Here’s the sample, my own version of Mazinger head (I’m a fan of Mazinger Z). The ship on the head is incomplete.
My only complain on Blender are the windows. It’s like a stack of cards without a minimize tool. Anyway, the only way to take out one window is to right-click between the windows and a notification will appear for suggestion whether to join or split, after that an arrows appear to click.
Modeled,rigged in Blender, and rendered in Luxrender (don’t know how long, probably 9 hours in on/off resume rendering).
Here’s the original render file
Here’s the rig test animation rendered in Blender Internal

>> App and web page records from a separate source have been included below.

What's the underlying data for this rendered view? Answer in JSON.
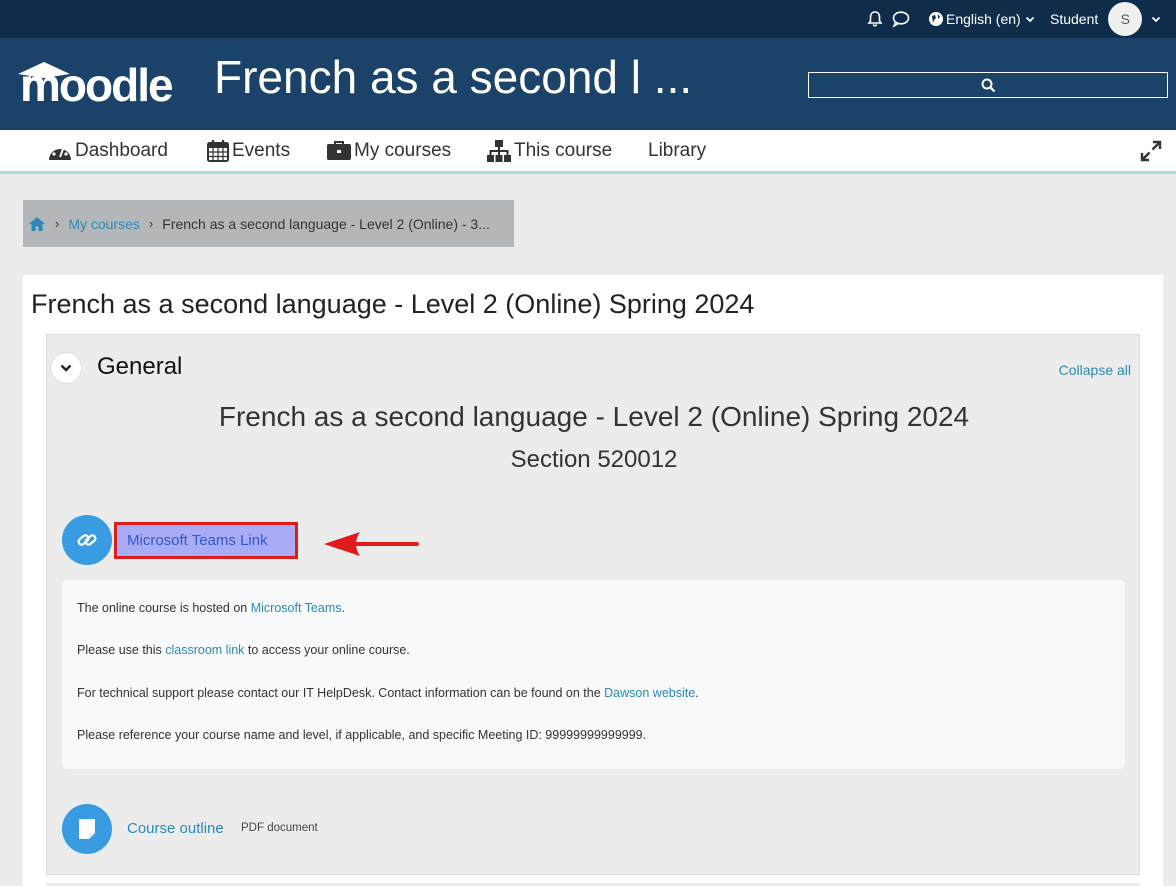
{
  "topbar": {
    "language": "English (en)",
    "user_name": "Student",
    "avatar_initial": "S",
    "icons": [
      "bell-icon",
      "chat-icon",
      "globe-icon",
      "chevron-down-icon"
    ]
  },
  "header": {
    "logo_text": "moodle",
    "site_title": "French as a second l ..."
  },
  "nav": {
    "items": [
      {
        "label": "Dashboard",
        "icon": "dashboard-icon"
      },
      {
        "label": "Events",
        "icon": "calendar-icon"
      },
      {
        "label": "My courses",
        "icon": "briefcase-icon"
      },
      {
        "label": "This course",
        "icon": "sitemap-icon"
      },
      {
        "label": "Library",
        "icon": ""
      }
    ]
  },
  "breadcrumb": {
    "home_icon": "home-icon",
    "my_courses": "My courses",
    "current": "French as a second language - Level 2 (Online) - 3..."
  },
  "page": {
    "title": "French as a second language - Level 2 (Online) Spring 2024"
  },
  "section": {
    "name": "General",
    "collapse_all": "Collapse all",
    "course_heading": "French as a second language - Level 2 (Online) Spring 2024",
    "section_heading": "Section 520012",
    "teams_link": "Microsoft Teams Link",
    "info": {
      "line1_pre": "The online course is hosted on ",
      "line1_link": "Microsoft Teams",
      "line1_post": ".",
      "line2_pre": "Please use this ",
      "line2_link": "classroom link",
      "line2_post": " to access your online course.",
      "line3_pre": "For technical support please contact our IT HelpDesk. Contact information can be found on the ",
      "line3_link": "Dawson website",
      "line3_post": ".",
      "line4": "Please reference your course name and level, if applicable, and specific Meeting ID: 99999999999999."
    },
    "outline_link": "Course outline",
    "outline_type": "PDF document"
  },
  "colors": {
    "topbar": "#0f2d4a",
    "header": "#1b4268",
    "link": "#2a8ab5",
    "activity_icon": "#399be2",
    "highlight_border": "#e01b1b",
    "highlight_fill": "#a9abf6"
  }
}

Diamond IOR 2.417, with HDRI environment. Rendered in Cycles at 1hr on 1500 samples, using exr file on compositing inside Blender.
Not bad… I easily understand the rigging process in Blender and lots of shortcuts. The problem with this model were made of separate objects, unlike one whole skin.
Test animation for 120 rendered files using blender internal.
In almost 3 months of learning, I guess UV mapping in Blender is much easier to understand than in Maya’s UV, but modeling is a plus for me in Maya when it comes to polygons, bridge loops, and adding vertices. What lacks in Maya is the inset tool in Blender.
BEFORE: Original render in YafaRay
AFTER: Using Blender’s Compositing Nodes.
Testing IOR of 2.417 in Blender material, rendered in YafaRay Direct lighting with HDRI environment.
UPDATE (March 10, 2016):
Software: Blender 2.76b
Here’s a new render sample from the new YafaRay render engine, YafaRay-E v2.1.1.
Somehow, the old YafaRay Blend file doesn’t render, and the affected settings are the World, and the Area lights. Anyway, the conversion was easy.
Blend File: Diamonds Blender File
Sample render from YafaRay-E v2.1.1:
At first, I tested the Indigo and Luxrender using the glass materials, and it takes ages to render. They are great renderers, and with YafaRay with the right settings, it can also create great images, and fast.
The glass mugs are modeled using Blender and here’s the Direct light setting for me:
Direct Lighting setting:
Here’s the Photon Mapped render:
Photon Mapping setting:
For added effects I composite the photon mapped exr image file in Blender by adding glow.
Therefore, the Direct Lighting can also produce nice render in a fastest time with the right AO settings, and less noise. The Photon Mapping method is more of a bouncing light, thus produce more realism imagery.